## WHAT THE TASK REQUIRES
Print the full set of records below, character for character and picture-free.

=-=-=

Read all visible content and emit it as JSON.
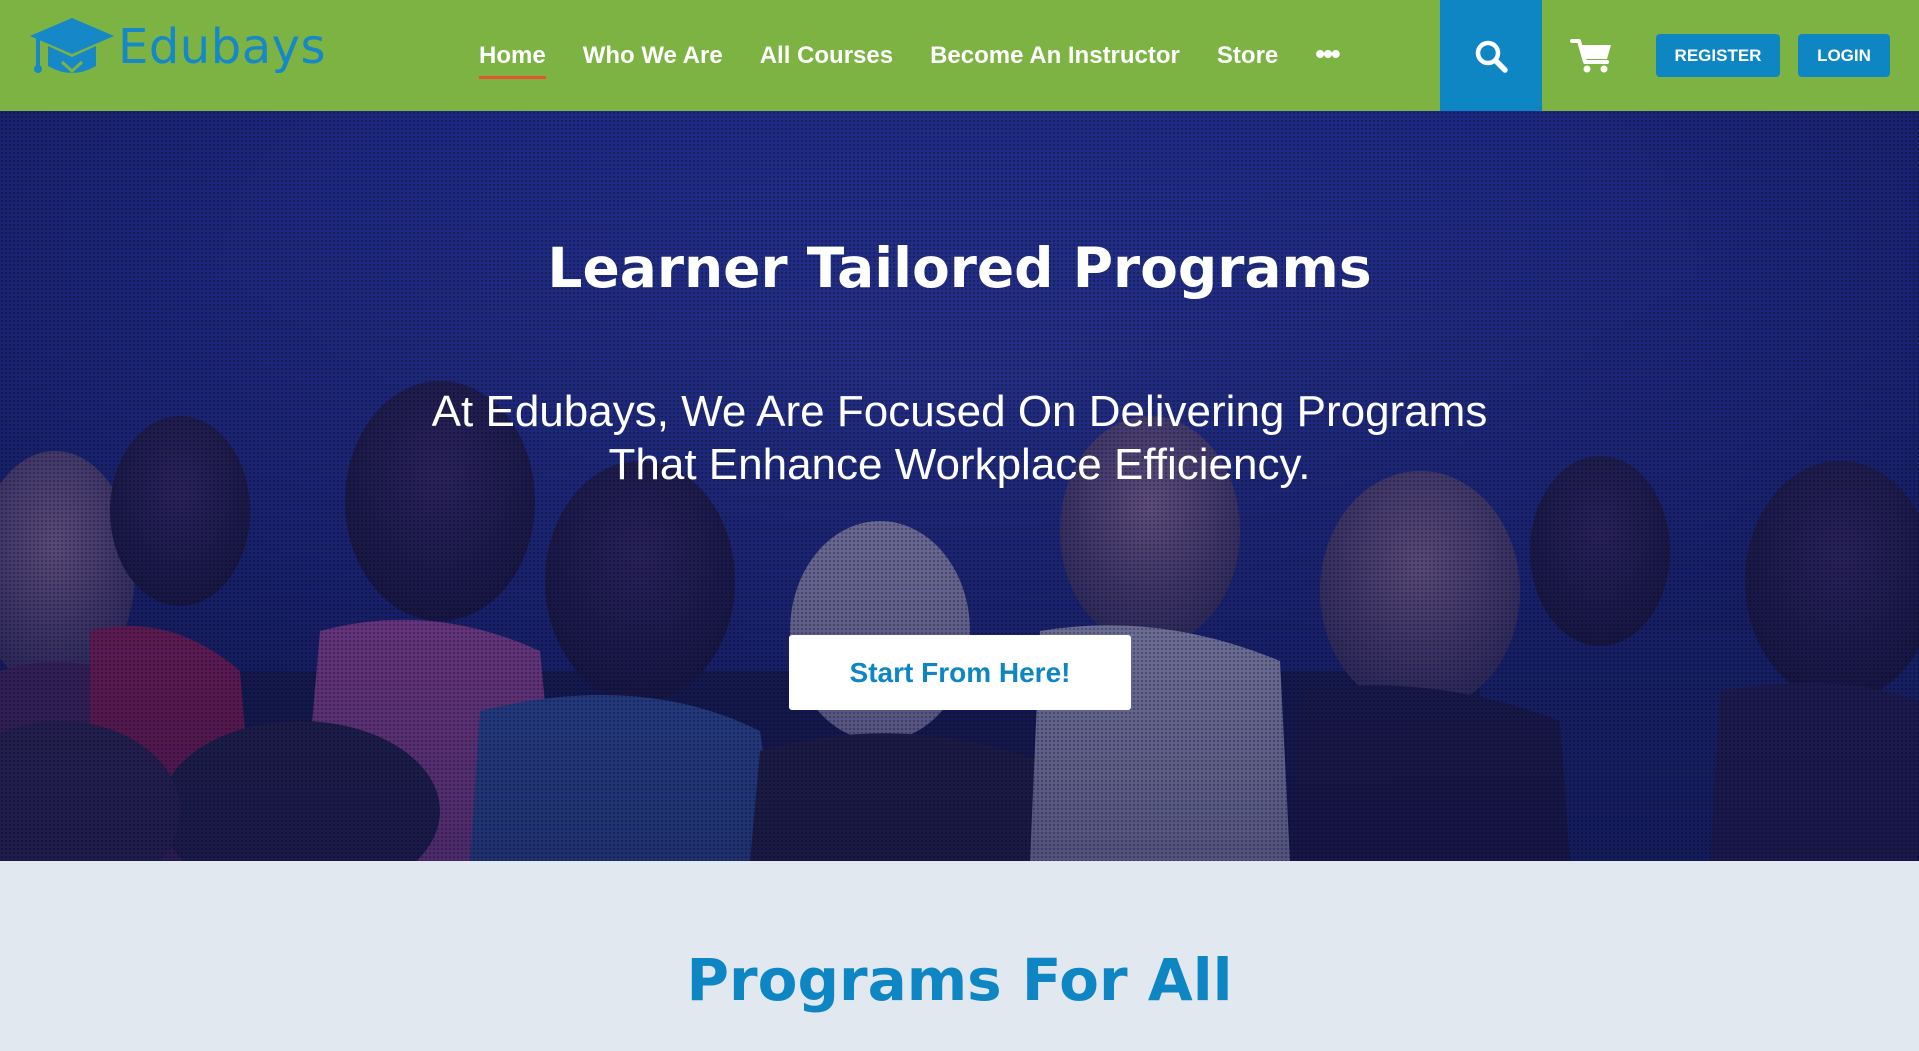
{
  "brand": {
    "name": "Edubays",
    "logo_icon": "graduation-cap-icon",
    "color": "#1688c8"
  },
  "colors": {
    "header_bg": "#7cb342",
    "accent": "#0f86c4",
    "active_underline": "#e4572e",
    "section_bg": "#e2e8f0"
  },
  "nav": {
    "items": [
      {
        "label": "Home",
        "active": true
      },
      {
        "label": "Who We Are",
        "active": false
      },
      {
        "label": "All Courses",
        "active": false
      },
      {
        "label": "Become An Instructor",
        "active": false
      },
      {
        "label": "Store",
        "active": false
      }
    ],
    "more_label": "•••"
  },
  "header_actions": {
    "search_icon": "search-icon",
    "cart_icon": "shopping-cart-icon",
    "register_label": "REGISTER",
    "login_label": "LOGIN"
  },
  "hero": {
    "title": "Learner Tailored Programs",
    "subtitle": "At Edubays, We Are Focused On Delivering Programs That Enhance Workplace Efficiency.",
    "cta_label": "Start From Here!"
  },
  "programs": {
    "title": "Programs For All"
  }
}
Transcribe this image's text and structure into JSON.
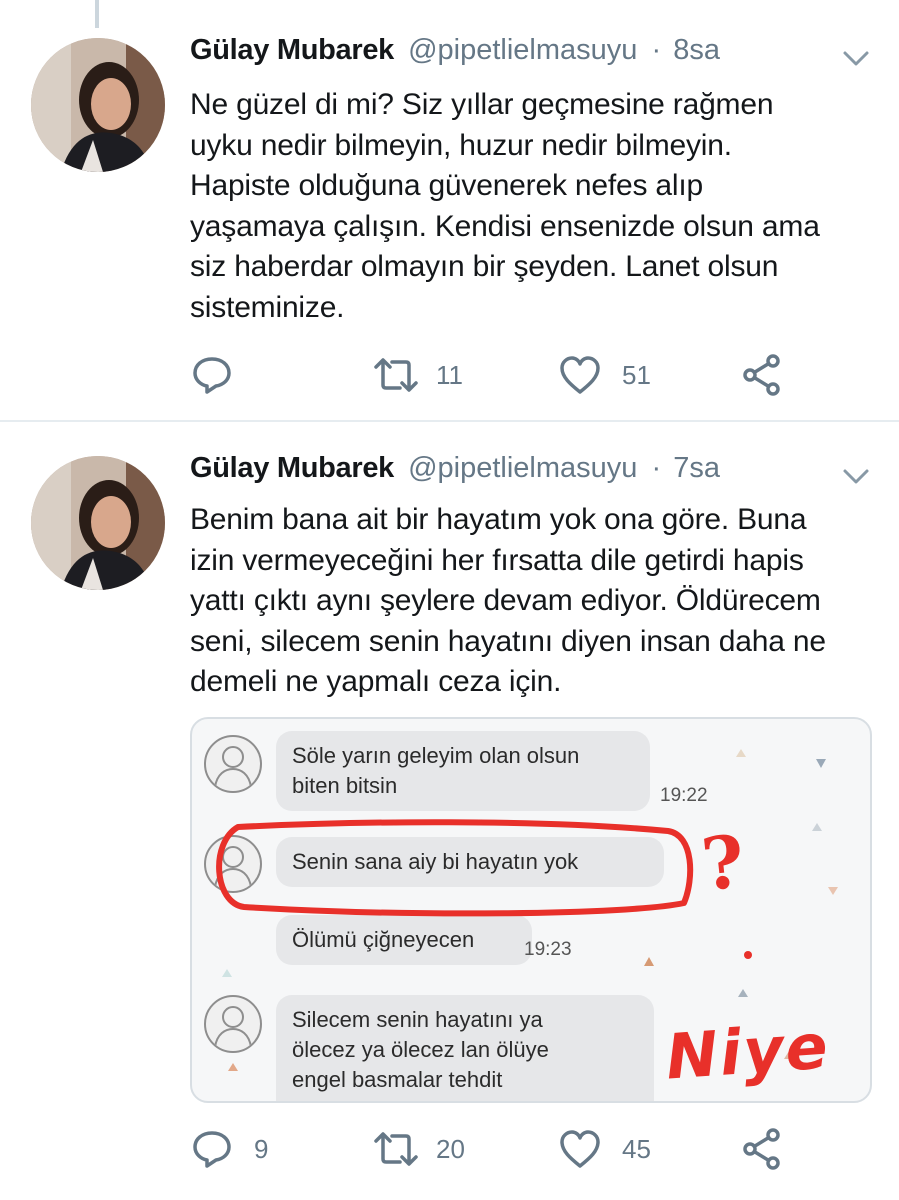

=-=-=

## RESULT FOR THIS EXERCISE
Read all visible content and emit it as JSON.
{
  "brand": {
    "name": "Edubays",
    "logo_icon": "graduation-cap-icon",
    "color": "#1688c8"
  },
  "colors": {
    "header_bg": "#7cb342",
    "accent": "#0f86c4",
    "active_underline": "#e4572e",
    "section_bg": "#e2e8f0"
  },
  "nav": {
    "items": [
      {
        "label": "Home",
        "active": true
      },
      {
        "label": "Who We Are",
        "active": false
      },
      {
        "label": "All Courses",
        "active": false
      },
      {
        "label": "Become An Instructor",
        "active": false
      },
      {
        "label": "Store",
        "active": false
      }
    ],
    "more_label": "•••"
  },
  "header_actions": {
    "search_icon": "search-icon",
    "cart_icon": "shopping-cart-icon",
    "register_label": "REGISTER",
    "login_label": "LOGIN"
  },
  "hero": {
    "title": "Learner Tailored Programs",
    "subtitle": "At Edubays, We Are Focused On Delivering Programs That Enhance Workplace Efficiency.",
    "cta_label": "Start From Here!"
  },
  "programs": {
    "title": "Programs For All"
  }
}
Transcribe this image's text and structure into JSON.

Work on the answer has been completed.